Resolution 71 urged the creation of an ADA Taskforce on Student Debt, but was defeated with delegates from the American Student Dental Association speaking against it. They did not believe that it would be helpful to them.
Resolution 83 requested that the Council of Dental Education and Licensure (CEDL) explore the feasibility of requesting development of an accreditation process and accreditation standards advanced education programs in geriatric dentistry by CODA. This resolution was referred to CEDL or other appropriate committees, councils or workgroups for discussion.
The most significant resolution referred to Reference Committee D: Legislative, Health, Governance and Related Matters, was Resolution 32, which was submitted by the Washington State Dental Association from the Eleventh Trustee District and amended on the floor to call for the creation of a task force to minimize the interference of third party payers in dentist/patient relationships in lieu of legislation passed in Georgia, Louisiana, California, Delaware, South Dakota, Pennsylvania, and Washington in the last two years. This district believes strongly that support needs to be developed for state public affairs support. This resolution was adopted after being amended. Also of interest is Resolution 81, which was adopted. It urges the ADA to pursue federal legislative or regulatory efforts to require financial support for dental care be included in child custody as is done for medical care AND that the ADA pursue individual state legislative efforts to require support for dental care in child custody orders as an obligation.
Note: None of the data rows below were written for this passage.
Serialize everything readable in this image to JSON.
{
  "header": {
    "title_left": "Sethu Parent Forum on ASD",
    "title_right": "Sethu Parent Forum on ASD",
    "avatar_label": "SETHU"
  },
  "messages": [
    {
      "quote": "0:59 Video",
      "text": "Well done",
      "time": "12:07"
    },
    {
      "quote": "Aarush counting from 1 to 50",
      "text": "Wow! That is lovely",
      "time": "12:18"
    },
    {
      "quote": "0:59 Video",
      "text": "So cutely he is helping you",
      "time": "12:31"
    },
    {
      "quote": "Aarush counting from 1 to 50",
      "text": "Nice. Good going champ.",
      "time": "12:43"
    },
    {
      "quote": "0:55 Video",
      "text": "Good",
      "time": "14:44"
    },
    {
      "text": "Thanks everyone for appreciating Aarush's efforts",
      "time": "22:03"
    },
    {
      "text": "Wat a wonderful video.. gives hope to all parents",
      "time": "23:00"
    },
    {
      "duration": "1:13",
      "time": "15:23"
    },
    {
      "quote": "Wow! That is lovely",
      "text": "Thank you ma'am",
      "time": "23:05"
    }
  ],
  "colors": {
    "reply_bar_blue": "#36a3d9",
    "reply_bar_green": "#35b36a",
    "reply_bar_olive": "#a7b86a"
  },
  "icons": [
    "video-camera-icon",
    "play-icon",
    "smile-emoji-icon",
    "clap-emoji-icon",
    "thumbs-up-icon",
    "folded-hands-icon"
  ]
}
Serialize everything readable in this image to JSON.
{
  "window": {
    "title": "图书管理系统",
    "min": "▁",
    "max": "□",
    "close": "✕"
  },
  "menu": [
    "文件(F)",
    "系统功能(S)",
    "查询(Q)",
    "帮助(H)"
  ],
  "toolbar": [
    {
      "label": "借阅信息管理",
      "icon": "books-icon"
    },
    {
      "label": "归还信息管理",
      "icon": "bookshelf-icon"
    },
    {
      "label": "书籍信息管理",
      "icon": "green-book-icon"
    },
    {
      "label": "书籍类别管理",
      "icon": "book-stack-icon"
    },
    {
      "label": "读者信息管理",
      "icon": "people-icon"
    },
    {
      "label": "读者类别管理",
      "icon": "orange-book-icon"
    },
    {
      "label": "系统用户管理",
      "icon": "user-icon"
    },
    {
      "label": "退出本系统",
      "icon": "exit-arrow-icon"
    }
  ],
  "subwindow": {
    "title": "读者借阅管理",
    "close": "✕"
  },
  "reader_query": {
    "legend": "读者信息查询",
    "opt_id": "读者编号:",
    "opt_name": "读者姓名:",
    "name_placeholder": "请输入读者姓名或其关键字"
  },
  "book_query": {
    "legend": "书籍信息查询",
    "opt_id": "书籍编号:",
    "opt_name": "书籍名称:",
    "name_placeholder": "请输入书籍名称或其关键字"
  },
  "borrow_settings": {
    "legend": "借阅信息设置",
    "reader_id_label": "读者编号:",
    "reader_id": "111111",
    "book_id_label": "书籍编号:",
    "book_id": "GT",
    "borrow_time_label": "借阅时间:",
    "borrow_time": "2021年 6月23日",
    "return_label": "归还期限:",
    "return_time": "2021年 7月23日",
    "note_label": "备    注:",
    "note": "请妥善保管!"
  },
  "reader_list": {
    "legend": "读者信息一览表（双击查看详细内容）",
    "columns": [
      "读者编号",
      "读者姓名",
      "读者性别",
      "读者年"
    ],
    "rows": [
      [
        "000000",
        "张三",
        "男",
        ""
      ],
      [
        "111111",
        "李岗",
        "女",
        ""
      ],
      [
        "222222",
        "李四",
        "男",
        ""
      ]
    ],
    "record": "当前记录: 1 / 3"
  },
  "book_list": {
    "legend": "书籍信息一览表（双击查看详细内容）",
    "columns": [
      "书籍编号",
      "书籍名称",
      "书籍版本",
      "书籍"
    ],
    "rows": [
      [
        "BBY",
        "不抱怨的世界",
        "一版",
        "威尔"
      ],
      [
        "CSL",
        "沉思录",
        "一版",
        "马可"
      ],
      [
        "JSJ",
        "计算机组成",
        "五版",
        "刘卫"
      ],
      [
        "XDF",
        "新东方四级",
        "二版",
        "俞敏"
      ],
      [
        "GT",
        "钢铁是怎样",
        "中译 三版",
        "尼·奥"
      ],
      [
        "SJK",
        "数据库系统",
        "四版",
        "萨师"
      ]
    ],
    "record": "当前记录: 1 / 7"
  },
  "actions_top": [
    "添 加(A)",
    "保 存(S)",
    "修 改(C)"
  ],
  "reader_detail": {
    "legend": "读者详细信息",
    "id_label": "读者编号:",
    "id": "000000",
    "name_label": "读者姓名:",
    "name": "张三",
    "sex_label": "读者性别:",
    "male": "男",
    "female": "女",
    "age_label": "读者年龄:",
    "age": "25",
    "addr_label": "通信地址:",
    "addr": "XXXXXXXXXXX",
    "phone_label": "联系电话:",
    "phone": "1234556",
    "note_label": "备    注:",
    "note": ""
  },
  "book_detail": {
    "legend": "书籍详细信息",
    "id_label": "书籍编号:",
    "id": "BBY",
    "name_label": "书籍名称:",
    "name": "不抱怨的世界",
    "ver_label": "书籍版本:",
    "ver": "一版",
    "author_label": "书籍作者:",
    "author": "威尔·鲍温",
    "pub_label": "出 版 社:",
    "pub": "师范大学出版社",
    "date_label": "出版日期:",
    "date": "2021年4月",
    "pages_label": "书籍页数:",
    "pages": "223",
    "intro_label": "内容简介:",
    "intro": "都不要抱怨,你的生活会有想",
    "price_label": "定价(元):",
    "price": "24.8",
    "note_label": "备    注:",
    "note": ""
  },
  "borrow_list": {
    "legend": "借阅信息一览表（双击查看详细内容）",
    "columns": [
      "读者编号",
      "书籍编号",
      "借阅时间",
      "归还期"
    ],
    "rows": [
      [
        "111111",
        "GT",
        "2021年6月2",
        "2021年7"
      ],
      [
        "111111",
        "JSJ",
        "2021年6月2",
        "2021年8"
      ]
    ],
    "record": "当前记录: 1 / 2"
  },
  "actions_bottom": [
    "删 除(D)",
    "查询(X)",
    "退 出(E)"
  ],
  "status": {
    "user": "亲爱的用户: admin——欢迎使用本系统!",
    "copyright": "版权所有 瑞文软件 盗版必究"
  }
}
For additional details about the meeting, send questions to Sharon Turner, Rick Whitehouse or Bill Lee.